You are on the right track. There are several kinds of rights/ licenses/ permissions involved here. The first is the copyright on the composition. You are correct that very old music has passed into the Public Domain. More recent compositions are still controlled by a copyright owner.  (Classical and popular, regardless) Note that most public domain classical sheet music is still covered by copyrights on contemporary arrangements and editions.

The second kind of license is the performance rights. Unless you have specifically paid the performers (or vendor of the recording) for performance rights, you may not use the recording for other than private personal use. For example you cannot broadcast it on your radio station
without paying for a broadcast license.

For film/video, there is yet a third license, called "synchronization". This refers to music used in the sound track of a production. If the work is copyrighted, you must have a sync license to use it legally in a production.  Many (most?) producers of wedding videos violate this part of the law regularly by including commercial music (like the bride's/groom's favorite CDs) without a sync license. Sync licenses are difficult to impossible to get unless you are doing a production with a significant budget. This is likely why so many wedding video producers violate it. However some copyright owners have successfully gone after producers who used their music without permission. You have been warned.
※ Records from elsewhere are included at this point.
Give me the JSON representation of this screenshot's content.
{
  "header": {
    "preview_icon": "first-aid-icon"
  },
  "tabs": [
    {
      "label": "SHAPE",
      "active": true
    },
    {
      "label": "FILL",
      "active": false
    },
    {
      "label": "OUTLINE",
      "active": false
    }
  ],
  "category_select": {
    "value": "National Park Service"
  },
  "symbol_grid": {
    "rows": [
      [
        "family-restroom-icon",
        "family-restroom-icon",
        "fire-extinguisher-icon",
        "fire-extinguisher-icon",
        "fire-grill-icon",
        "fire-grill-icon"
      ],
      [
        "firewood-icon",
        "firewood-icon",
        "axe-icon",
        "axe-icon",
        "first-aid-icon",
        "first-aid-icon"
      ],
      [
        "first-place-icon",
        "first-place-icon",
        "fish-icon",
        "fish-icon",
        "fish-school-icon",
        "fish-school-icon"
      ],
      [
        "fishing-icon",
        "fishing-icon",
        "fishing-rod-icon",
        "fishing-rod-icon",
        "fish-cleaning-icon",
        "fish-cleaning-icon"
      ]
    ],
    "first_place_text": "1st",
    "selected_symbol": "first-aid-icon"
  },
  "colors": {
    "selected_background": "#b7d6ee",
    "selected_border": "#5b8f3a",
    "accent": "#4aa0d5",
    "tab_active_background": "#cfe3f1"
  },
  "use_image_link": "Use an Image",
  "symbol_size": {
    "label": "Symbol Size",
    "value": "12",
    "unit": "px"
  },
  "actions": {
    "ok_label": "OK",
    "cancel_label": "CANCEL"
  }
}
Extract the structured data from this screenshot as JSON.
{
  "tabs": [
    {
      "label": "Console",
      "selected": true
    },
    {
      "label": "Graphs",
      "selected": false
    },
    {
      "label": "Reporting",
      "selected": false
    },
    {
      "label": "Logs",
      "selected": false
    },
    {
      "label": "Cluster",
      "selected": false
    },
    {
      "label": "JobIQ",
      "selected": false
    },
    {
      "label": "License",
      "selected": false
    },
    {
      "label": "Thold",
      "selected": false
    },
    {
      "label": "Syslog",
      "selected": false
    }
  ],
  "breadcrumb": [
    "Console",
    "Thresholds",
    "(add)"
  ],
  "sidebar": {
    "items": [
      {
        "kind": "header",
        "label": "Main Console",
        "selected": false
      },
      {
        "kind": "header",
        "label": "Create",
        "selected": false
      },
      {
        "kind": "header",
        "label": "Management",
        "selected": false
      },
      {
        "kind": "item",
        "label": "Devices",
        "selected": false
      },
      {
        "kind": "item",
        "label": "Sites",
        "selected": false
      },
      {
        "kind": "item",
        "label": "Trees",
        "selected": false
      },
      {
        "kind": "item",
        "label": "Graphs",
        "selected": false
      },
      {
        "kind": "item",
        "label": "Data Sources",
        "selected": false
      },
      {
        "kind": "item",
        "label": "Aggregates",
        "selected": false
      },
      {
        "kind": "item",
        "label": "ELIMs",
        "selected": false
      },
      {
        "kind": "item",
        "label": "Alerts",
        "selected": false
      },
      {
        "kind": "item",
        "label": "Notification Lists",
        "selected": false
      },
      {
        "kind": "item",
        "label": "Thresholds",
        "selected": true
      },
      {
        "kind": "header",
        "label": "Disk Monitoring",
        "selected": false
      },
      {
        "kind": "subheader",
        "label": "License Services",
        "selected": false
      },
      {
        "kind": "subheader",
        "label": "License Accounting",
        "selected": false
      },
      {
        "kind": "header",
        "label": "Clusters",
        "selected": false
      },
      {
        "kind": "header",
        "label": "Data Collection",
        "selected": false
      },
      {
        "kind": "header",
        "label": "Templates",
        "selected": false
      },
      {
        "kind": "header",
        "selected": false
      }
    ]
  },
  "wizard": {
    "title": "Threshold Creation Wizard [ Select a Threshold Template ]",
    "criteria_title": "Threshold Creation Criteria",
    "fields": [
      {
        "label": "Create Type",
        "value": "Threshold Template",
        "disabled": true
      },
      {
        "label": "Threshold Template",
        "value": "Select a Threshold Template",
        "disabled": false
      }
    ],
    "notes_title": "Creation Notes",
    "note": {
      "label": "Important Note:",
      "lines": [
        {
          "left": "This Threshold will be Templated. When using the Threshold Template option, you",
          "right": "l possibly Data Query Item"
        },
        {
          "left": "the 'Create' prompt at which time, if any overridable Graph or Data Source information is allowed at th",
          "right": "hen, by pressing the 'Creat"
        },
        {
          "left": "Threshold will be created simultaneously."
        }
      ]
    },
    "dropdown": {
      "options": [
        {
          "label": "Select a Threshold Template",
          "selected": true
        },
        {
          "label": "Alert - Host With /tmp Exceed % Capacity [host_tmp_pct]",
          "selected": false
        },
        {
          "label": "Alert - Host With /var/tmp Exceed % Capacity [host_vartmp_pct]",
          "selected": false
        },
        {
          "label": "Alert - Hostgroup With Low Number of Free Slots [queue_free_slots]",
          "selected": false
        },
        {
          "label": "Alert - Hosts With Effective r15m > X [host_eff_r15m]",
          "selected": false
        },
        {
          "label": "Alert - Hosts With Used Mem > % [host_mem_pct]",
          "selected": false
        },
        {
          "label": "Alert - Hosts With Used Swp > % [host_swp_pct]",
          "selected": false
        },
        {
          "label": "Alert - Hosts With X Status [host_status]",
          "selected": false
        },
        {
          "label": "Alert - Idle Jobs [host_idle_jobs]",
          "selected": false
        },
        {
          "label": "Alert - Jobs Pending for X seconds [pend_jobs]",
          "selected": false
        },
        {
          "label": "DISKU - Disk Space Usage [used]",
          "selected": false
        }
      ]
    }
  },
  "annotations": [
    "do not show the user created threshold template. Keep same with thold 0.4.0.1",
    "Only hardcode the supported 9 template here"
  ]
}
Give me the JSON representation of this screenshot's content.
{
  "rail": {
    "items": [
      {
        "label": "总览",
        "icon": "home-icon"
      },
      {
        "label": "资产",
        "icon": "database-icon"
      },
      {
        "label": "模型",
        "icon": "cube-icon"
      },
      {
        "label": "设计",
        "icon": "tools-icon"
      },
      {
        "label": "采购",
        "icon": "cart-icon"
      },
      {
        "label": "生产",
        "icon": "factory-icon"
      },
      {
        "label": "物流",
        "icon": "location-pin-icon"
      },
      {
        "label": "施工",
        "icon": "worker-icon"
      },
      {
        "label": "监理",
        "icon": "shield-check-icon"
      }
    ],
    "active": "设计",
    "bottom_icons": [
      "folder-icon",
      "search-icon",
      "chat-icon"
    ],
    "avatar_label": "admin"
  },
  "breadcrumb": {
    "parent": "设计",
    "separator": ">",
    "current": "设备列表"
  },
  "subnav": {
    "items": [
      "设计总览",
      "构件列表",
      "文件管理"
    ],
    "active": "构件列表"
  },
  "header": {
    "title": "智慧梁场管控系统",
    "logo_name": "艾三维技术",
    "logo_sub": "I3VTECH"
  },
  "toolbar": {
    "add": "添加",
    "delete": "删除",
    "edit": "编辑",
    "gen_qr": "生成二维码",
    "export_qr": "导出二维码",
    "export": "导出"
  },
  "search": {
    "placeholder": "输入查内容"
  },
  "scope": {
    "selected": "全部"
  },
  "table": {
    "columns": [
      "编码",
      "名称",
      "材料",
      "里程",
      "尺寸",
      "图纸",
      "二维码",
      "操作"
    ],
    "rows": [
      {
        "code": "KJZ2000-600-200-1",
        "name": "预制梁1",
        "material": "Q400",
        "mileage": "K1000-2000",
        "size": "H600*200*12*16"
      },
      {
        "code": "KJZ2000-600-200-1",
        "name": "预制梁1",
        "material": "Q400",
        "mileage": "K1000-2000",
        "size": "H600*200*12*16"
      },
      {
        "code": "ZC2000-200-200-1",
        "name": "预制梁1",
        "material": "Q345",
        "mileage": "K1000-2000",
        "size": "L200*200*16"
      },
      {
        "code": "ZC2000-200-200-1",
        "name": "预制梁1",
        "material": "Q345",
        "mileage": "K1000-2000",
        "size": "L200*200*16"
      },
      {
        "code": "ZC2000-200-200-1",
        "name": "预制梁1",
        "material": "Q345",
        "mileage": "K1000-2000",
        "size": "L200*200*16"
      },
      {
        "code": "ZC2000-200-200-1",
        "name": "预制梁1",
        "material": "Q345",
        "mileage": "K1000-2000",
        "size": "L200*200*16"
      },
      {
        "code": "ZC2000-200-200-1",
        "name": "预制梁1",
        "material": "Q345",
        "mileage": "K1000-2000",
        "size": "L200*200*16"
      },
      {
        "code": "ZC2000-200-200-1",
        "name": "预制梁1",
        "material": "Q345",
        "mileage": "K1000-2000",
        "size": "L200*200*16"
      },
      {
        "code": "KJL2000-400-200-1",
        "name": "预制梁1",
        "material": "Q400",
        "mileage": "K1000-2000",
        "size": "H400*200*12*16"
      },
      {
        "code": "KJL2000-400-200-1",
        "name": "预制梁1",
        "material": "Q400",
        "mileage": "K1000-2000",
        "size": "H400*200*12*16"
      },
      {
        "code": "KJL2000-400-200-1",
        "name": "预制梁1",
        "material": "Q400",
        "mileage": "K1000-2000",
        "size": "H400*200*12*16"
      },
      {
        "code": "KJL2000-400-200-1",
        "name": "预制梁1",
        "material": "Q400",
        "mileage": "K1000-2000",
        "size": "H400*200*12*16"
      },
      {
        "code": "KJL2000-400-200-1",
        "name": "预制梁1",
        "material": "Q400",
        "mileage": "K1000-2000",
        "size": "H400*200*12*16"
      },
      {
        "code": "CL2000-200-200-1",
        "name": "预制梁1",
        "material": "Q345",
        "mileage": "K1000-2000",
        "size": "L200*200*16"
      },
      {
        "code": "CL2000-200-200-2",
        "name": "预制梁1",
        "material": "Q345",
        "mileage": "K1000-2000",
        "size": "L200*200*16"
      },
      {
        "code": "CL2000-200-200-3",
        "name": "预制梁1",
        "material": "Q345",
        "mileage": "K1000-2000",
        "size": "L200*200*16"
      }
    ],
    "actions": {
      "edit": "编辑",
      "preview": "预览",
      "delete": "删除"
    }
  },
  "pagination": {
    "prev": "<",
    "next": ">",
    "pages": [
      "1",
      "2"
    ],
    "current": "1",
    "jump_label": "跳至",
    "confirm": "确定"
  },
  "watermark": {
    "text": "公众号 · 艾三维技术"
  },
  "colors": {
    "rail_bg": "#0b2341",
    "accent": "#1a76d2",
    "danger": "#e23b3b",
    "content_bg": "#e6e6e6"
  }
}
A fourth kind of license is called a "mechanical" license. It refers to audio recordings (audio cassettes, CDs, sound files, etc.) This is relatively easy to get almost automatically on the web, but the minimum per song is $37.50 (unless it is longer than 5 minutes). And that is just for the first 500 copies. Unfortunately, this does NOT apply to video.

And then there is yet another (new) kind of license for using music on your web pages.

> Is there anywhere (websites preferably) you can
> go to check the price of using famous pieces of
> music?

The main source of information (and the starting place for mechanical and sync licensing) is: the Harry Fox Agency at

The main US music licensing societies are:

See also the Links page at the Harry Fox web.

If you personally sequence a public domain music into MIDI, you can use the music for any purpose you wish without further licensing. However if you get a MIDI file from someone else, a performance right issue is probably in force.

Note, for example, that there are thousands of MIDI files of classical music on the Classical MIDI Archives, but the performers of most of them retain some copyright rights. See

Disclaimer: This is NOT legal advice. I am NOT a lawyer. If you have anything at all to risk you should have professional advice from an intellectual property attorney, preferably one with show-biz experience.

Remember that any legal advice you get for free from the internet is probably worth LESS than you paid for it!

Richard Crowley





Need background music for a video going onto Youtube or Facebook?  This is a good source for various styles and textures.  Free!